Caused by a parasitic mite called Sarcoptes scabiei, scabies is a skin disease that can be spread from one person to another through prolonged contact. Scabies mites thrive on human blood and they like to "snuggle" in a person's warm body where they can best survive. If taken out of the human body, scabies mites die in just two days.
Parasitic mites are very tiny parasites, which are visible only through the microscope. They tunnel deep in the skin causing skin eruptions in the form of small pimples. These parasites cause unbearable itching, particularly during nighttime. Scratching the itchy skin can cause open cracks, and infection may set in.
Anyone in any part of the world can be infected with scabies. And since it is highly contagious, it can spread in the entire household and hold each member of the family a victim. In order to totally get rid of scabies, every member of the household must be treated.
Prevention of scabies is easier than the cure.
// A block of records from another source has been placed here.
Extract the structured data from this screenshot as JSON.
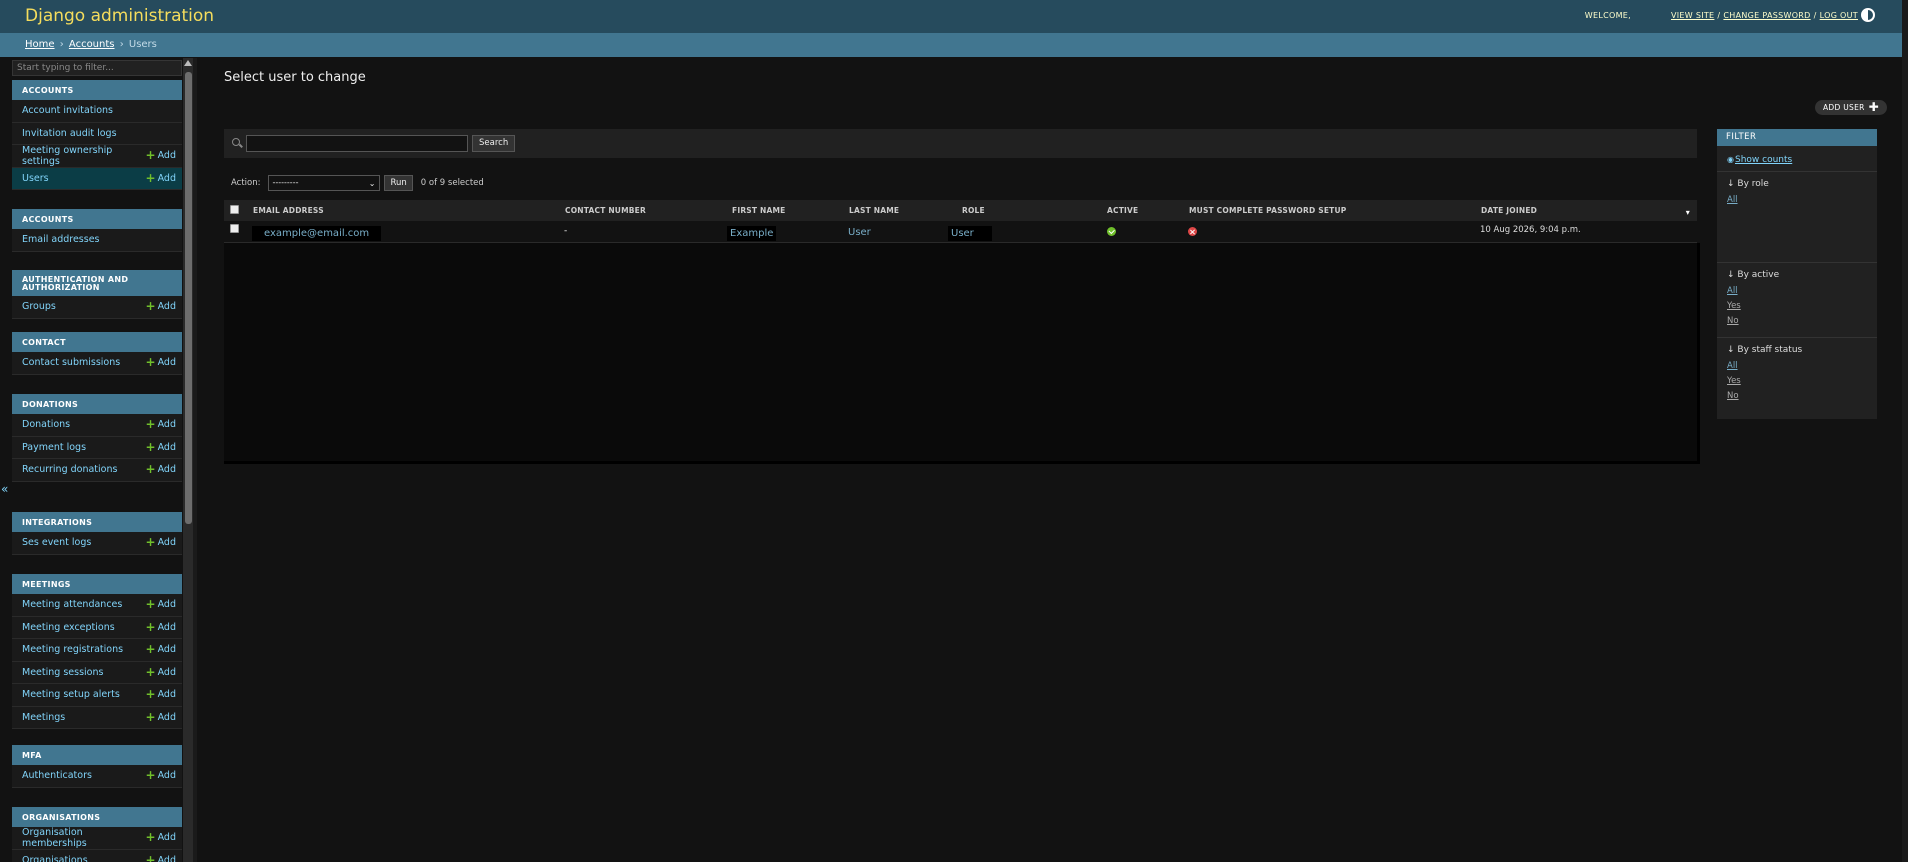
{
  "header": {
    "branding": "Django administration",
    "welcome": "WELCOME,",
    "view_site": "VIEW SITE",
    "change_password": "CHANGE PASSWORD",
    "log_out": "LOG OUT",
    "sep": "/"
  },
  "breadcrumbs": {
    "home": "Home",
    "accounts": "Accounts",
    "current": "Users",
    "arrow": "›"
  },
  "sidebar": {
    "filter_placeholder": "Start typing to filter...",
    "add_label": "Add",
    "toggle_icon": "«",
    "modules": [
      {
        "caption": "Accounts",
        "items": [
          {
            "label": "Account invitations",
            "add": false
          },
          {
            "label": "Invitation audit logs",
            "add": false
          },
          {
            "label": "Meeting ownership settings",
            "add": true
          },
          {
            "label": "Users",
            "add": true,
            "current": true
          }
        ]
      },
      {
        "caption": "Accounts",
        "items": [
          {
            "label": "Email addresses",
            "add": false
          }
        ]
      },
      {
        "caption": "Authentication and Authorization",
        "items": [
          {
            "label": "Groups",
            "add": true
          }
        ]
      },
      {
        "caption": "Contact",
        "items": [
          {
            "label": "Contact submissions",
            "add": true
          }
        ]
      },
      {
        "caption": "Donations",
        "items": [
          {
            "label": "Donations",
            "add": true
          },
          {
            "label": "Payment logs",
            "add": true
          },
          {
            "label": "Recurring donations",
            "add": true
          }
        ]
      },
      {
        "caption": "Integrations",
        "items": [
          {
            "label": "Ses event logs",
            "add": true
          }
        ]
      },
      {
        "caption": "Meetings",
        "items": [
          {
            "label": "Meeting attendances",
            "add": true
          },
          {
            "label": "Meeting exceptions",
            "add": true
          },
          {
            "label": "Meeting registrations",
            "add": true
          },
          {
            "label": "Meeting sessions",
            "add": true
          },
          {
            "label": "Meeting setup alerts",
            "add": true
          },
          {
            "label": "Meetings",
            "add": true
          }
        ]
      },
      {
        "caption": "MFA",
        "items": [
          {
            "label": "Authenticators",
            "add": true
          }
        ]
      },
      {
        "caption": "Organisations",
        "items": [
          {
            "label": "Organisation memberships",
            "add": true
          },
          {
            "label": "Organisations",
            "add": true
          }
        ]
      }
    ]
  },
  "content": {
    "title": "Select user to change",
    "add_user": "ADD USER",
    "search_button": "Search",
    "search_value": "",
    "action_label": "Action:",
    "action_selected": "---------",
    "run_button": "Run",
    "action_counter": "0 of 9 selected"
  },
  "table": {
    "headers": [
      "Email address",
      "Contact number",
      "First name",
      "Last name",
      "Role",
      "Active",
      "Must complete password setup",
      "Date joined"
    ],
    "rows": [
      {
        "email": "example@email.com",
        "contact": "-",
        "first_name": "Example",
        "last_name": "User",
        "role": "User",
        "active": true,
        "must_complete_password_setup": false,
        "date_joined": "10 Aug 2026, 9:04 p.m."
      }
    ]
  },
  "filter": {
    "title": "FILTER",
    "show_counts": "Show counts",
    "by_role": "↓ By role",
    "role_options": [
      "All"
    ],
    "by_active": "↓ By active",
    "active_options": [
      "All",
      "Yes",
      "No"
    ],
    "by_staff": "↓ By staff status",
    "staff_options": [
      "All",
      "Yes",
      "No"
    ]
  },
  "colors": {
    "header_bg": "#264b5d",
    "branding": "#f5dd5d",
    "breadcrumb_bg": "#417690",
    "link": "#81d4fa",
    "add_plus": "#70bf2b",
    "yes_icon": "#70bf2b",
    "no_icon": "#dd4646"
  }
}
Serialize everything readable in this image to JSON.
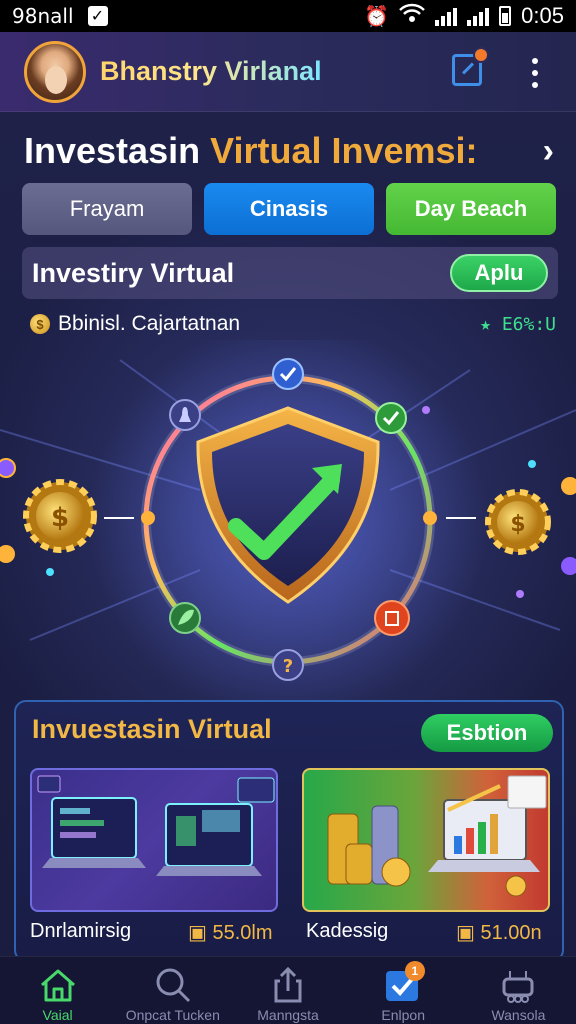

Scabies is not really a disease but an infestation that needs to be checked before it can completely invade. Take note of the following for prevention tips:
- Keep away from people with scabies. This means no skin contact and no sexual intercourse or huddling and cuddling with someone who has scabies symptoms.
- Make sure family members do not share used towels or linens, sheets and clothes as these items can spread skin diseases including scabies.
- If there's someone in the family who is infested with scabies, have everyone use anti-mite creams and lotions to prevent the mites from spreading.
- Keep the house clean, dust free and well ventilated.
- Don't allow pets on sofas and beds.
- Disinfect blankets, towels, clothes and sheets by washing them in hot water and drying them in the dryer with the hot setting on. You may also want to iron the clothes after drying to ensure 100% protection.
- If scabies worsens or does not get well even after treatment for a couple of weeks, go to the doctor (preferably a dermatologist) and seek further medical advice.
Take note that a person who already had previous cases of scabies will immediately have symptoms even just days after infestation. On the other hand, a person who has never suffered from scabies will manifest signs only after four to six weeks from the time he got infected.
Lotions and creams used in killing mites contain chemicals that can be harmful to babies and pregnant women. Therefore, if you are going to seek medical advice when getting rid of mites, inform the doctor about a pregnant member or a baby in the family. In such cases, the doctor might decide to pass up treatment in the meantime to protect these family members, and just advise everyone to avoid close physical contact with infested family members.
If scratching results in an open wound, dress the wound and seek a doctor's prescription for medication. If left open and untreated, the wound might worsen and cause complications.